All material by Justin Elliot Bell for SMR/Bellview/bellviewmovies.com except where noted
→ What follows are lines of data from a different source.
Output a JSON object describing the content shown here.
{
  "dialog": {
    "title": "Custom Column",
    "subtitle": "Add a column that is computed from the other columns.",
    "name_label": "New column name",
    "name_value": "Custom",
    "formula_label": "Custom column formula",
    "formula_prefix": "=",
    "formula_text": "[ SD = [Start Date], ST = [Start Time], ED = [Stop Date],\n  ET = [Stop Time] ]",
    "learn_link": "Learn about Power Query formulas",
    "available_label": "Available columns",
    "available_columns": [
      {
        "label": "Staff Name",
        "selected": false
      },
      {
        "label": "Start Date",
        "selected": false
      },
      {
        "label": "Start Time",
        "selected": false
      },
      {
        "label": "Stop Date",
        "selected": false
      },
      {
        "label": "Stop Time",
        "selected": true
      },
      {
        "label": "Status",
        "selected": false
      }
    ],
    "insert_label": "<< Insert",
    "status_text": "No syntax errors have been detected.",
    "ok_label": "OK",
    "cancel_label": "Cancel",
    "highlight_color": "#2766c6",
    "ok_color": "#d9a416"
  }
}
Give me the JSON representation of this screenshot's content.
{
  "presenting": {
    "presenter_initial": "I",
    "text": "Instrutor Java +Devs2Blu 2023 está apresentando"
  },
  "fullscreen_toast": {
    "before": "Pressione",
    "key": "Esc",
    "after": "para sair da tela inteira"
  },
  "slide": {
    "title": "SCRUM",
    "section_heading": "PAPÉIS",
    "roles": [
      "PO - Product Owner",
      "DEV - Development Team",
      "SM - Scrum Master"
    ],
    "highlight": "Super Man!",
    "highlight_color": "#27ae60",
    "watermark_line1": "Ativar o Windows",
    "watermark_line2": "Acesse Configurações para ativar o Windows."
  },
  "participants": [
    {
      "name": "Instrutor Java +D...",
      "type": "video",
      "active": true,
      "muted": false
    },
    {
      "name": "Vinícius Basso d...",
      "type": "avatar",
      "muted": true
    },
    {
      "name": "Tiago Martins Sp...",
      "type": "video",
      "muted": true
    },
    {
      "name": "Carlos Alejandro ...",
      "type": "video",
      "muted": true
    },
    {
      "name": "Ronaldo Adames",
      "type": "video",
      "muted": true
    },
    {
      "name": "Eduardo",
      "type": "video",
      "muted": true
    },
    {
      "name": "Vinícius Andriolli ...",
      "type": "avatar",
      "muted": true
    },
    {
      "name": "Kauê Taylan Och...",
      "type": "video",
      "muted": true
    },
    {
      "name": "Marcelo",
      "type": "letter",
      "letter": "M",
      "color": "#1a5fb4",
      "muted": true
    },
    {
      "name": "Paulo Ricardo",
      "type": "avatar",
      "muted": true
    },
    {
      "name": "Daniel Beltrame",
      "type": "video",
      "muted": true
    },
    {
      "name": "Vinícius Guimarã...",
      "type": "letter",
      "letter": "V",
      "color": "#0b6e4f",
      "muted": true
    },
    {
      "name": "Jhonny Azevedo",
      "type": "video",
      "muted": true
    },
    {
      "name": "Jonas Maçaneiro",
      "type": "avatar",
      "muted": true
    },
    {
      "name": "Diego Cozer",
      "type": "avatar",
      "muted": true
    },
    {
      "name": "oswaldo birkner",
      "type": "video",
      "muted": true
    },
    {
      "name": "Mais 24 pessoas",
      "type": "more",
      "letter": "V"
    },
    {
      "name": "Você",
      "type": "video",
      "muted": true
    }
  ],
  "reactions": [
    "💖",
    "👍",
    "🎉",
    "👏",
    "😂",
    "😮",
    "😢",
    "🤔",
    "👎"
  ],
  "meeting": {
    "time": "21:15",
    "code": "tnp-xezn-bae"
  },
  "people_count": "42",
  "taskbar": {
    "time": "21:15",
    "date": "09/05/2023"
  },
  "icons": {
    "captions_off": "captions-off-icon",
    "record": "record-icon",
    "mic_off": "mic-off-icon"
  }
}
1999-2009 Justin Elliot Bell This site was last updated 01/08/09